Gourd Banjers & Other Commercial Endeavors



I put this booklet together back in 1979. The cover design is taken from Ananias Davisson’s 1816 shape note hymnal, the Kentucky Harmony (a little inside reference). The back cover was deliberately left blank. I originally planned to send a copy of the book to the Western White House, expecting to get a bland form letter thanking me for my gift, etc. Then, in the style of Don Novello’s Laszlo Toth letters, I could print this on the back cover. I sent the book but received nary a response: end of plan. Perhaps somewhere in the archives of the Nixon Library reposes a copy of this little book. Unless someone took it home. (Out of Print. Limited quantities: $20).
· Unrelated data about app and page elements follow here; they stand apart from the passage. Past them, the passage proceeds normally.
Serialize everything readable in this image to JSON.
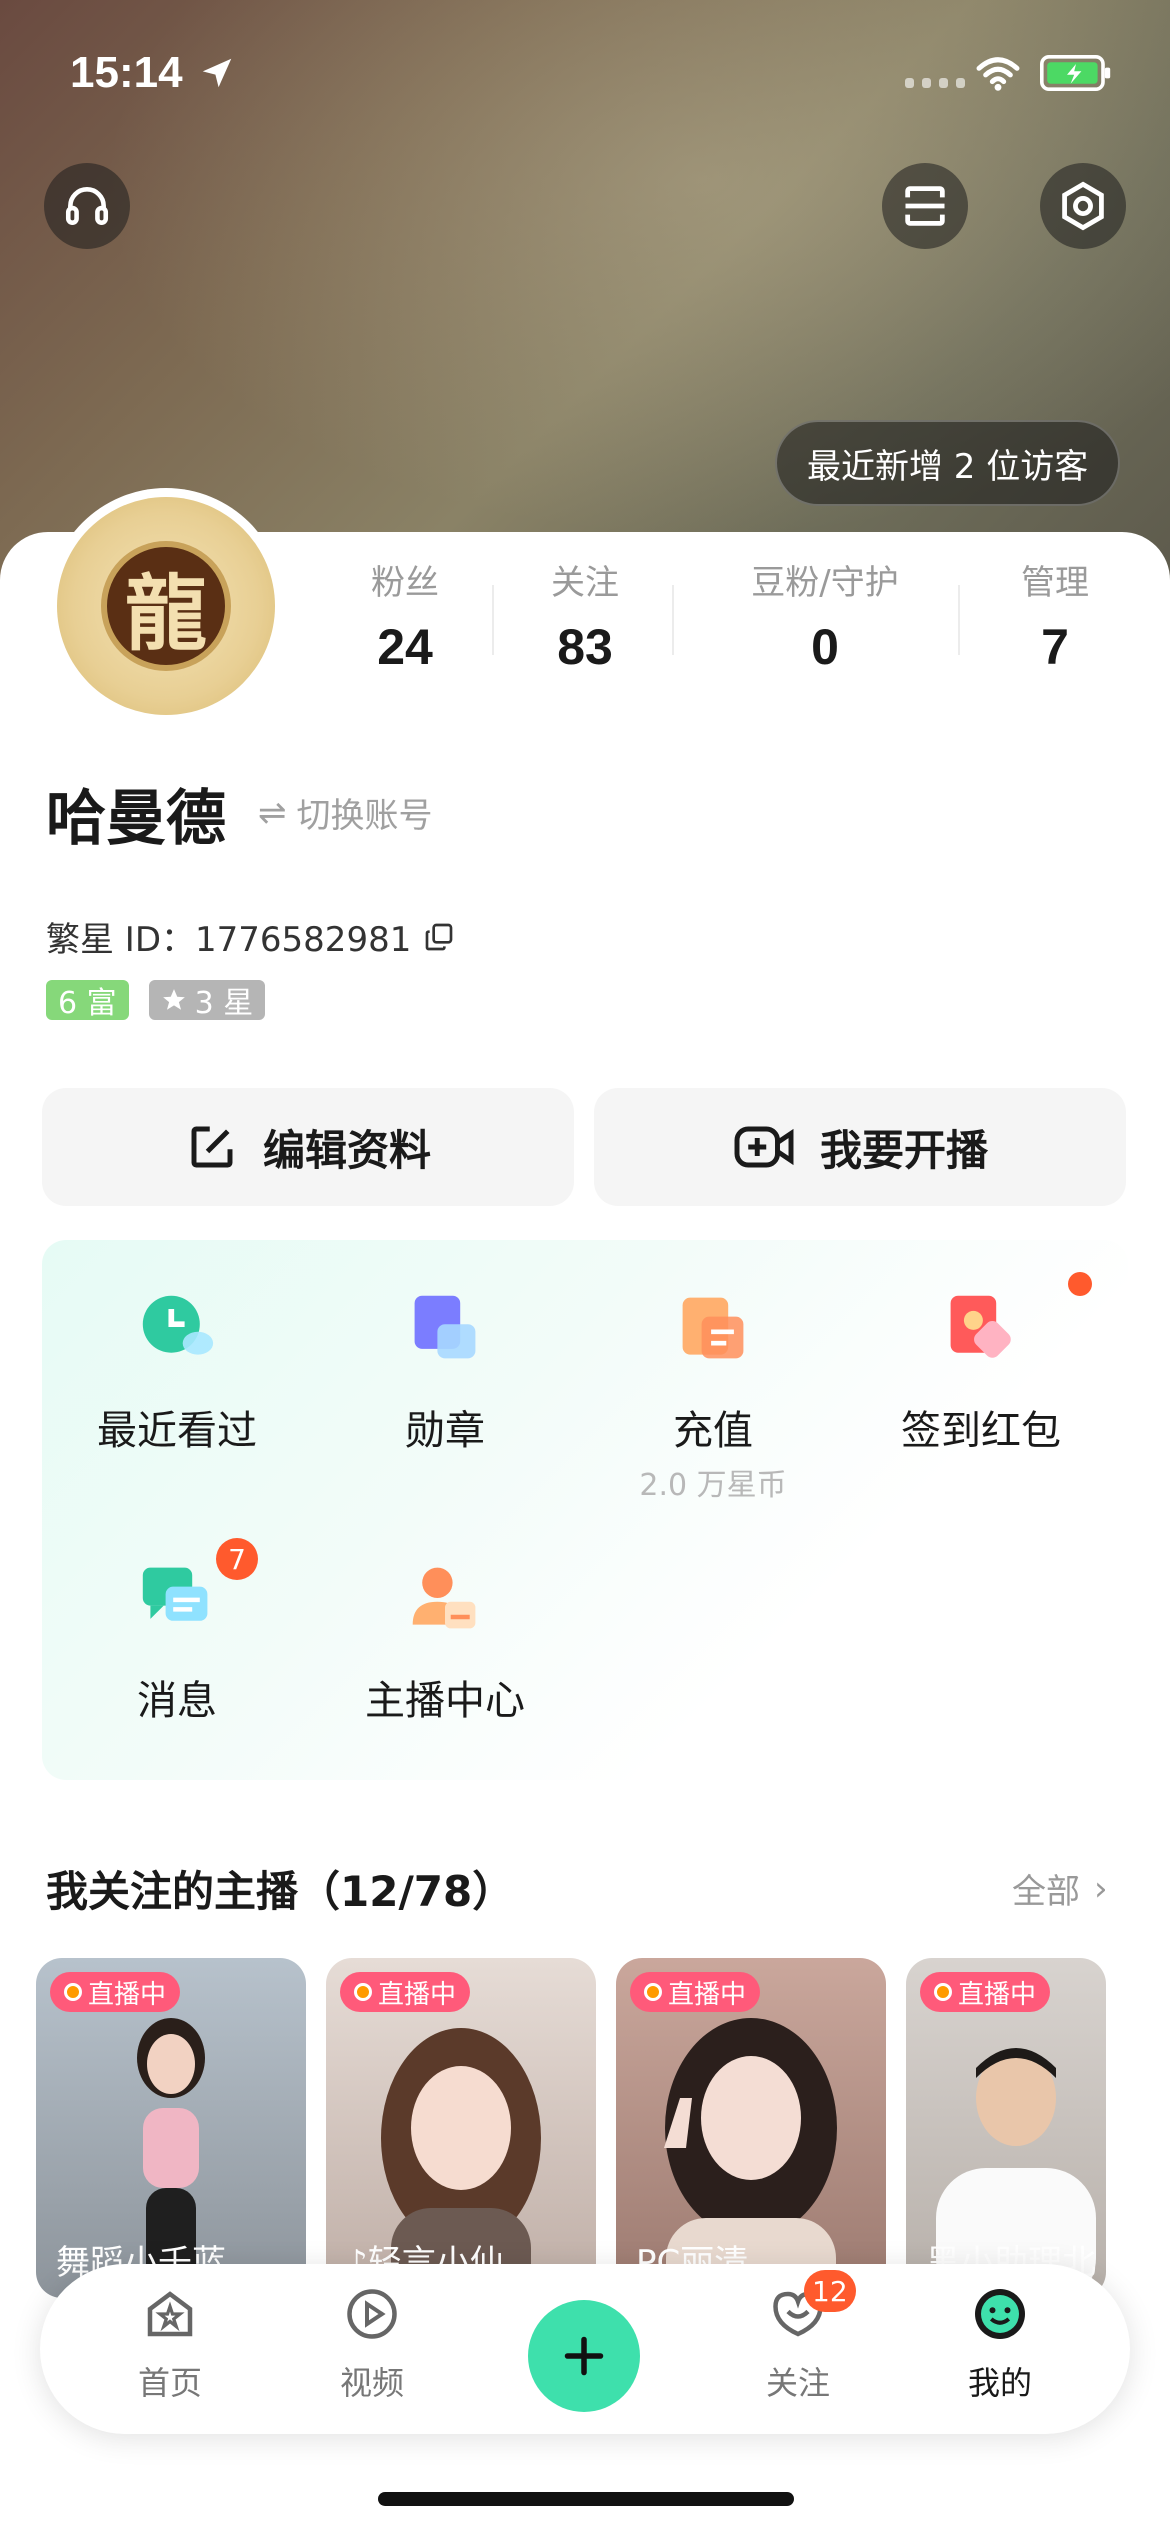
{
  "status_bar": {
    "time": "15:14"
  },
  "header": {
    "visitor_notice": "最近新增 2 位访客"
  },
  "stats": [
    {
      "label": "粉丝",
      "value": "24"
    },
    {
      "label": "关注",
      "value": "83"
    },
    {
      "label": "豆粉/守护",
      "value": "0"
    },
    {
      "label": "管理",
      "value": "7"
    }
  ],
  "avatar": {
    "glyph": "龍"
  },
  "profile": {
    "username": "哈曼德",
    "switch_account": "切换账号",
    "id_text": "繁星 ID：1776582981",
    "badge_rich": "6 富",
    "badge_star": "3 星"
  },
  "actions": {
    "edit": "编辑资料",
    "live": "我要开播"
  },
  "grid": [
    {
      "label": "最近看过",
      "sub": ""
    },
    {
      "label": "勋章",
      "sub": ""
    },
    {
      "label": "充值",
      "sub": "2.0 万星币"
    },
    {
      "label": "签到红包",
      "sub": ""
    },
    {
      "label": "消息",
      "sub": "",
      "badge": "7"
    },
    {
      "label": "主播中心",
      "sub": ""
    }
  ],
  "following": {
    "title": "我关注的主播（12/78）",
    "more": "全部",
    "live_label": "直播中",
    "streamers": [
      {
        "name": "舞蹈小千蓝",
        "bg": "#cbd3dc"
      },
      {
        "name": "♪轻言小仙",
        "bg": "#dcc9c4"
      },
      {
        "name": "PC丽清",
        "bg": "#c9a99f"
      },
      {
        "name": "黑小助理北",
        "bg": "#d7d3cf"
      }
    ]
  },
  "tabbar": {
    "home": "首页",
    "video": "视频",
    "follow": "关注",
    "follow_badge": "12",
    "mine": "我的"
  },
  "colors": {
    "accent": "#3ee0ac",
    "badge_red": "#ff5a2d",
    "live_pink": "#ff5a7a"
  }
}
This style of knife originated among Basque tobacco workers in southern France. The blade is the traditional yatagan shape of Mediterranean knives. Decorative studs make it more secure in the hand and the back of the blade has fancy file work. I form these knives on the basic Opinel which was developed in 1890. It has a distinctive collar which turns to lock the blade in place. The wood is beautifully-grained Mediterranean olive. Ask if you want walnut, beech or oak. Each knife is unique, practical and stylish, light yet sturdy, perfect for picnic or everyday use.
Two sizes: (3 1/2″ closed: $35)(4 1/2″ closed: $40)

Bolo Ties

I made a number of bolo ties from antique 19th century belt buckles from Bolivia. They are probably coin silver and definitely one of a kind. I doubt I’ll find any more. I braided the ties from a beautiful brown kangaroo leather with knotted ends. I never had much interest in bolo ties until I made these, now I wear mine everywhere. I have just two left. Ca.2 1/2″ high. ($80)


I make gourd banjers in several styles, all based on my understanding of the earliest integration of African ideas with European techniques. None is patterned after a known instrument but all are within the range of possibilities of the late 18th, early 19th century. Each instrument is unique, taking into account the individual gourd and piece of wood used for the neck. There is no fingerboard. Each gourd is burned with a traditional West African calabash design. ($450-500).

I have prepared another site devoted solely to banjers. To go there click here.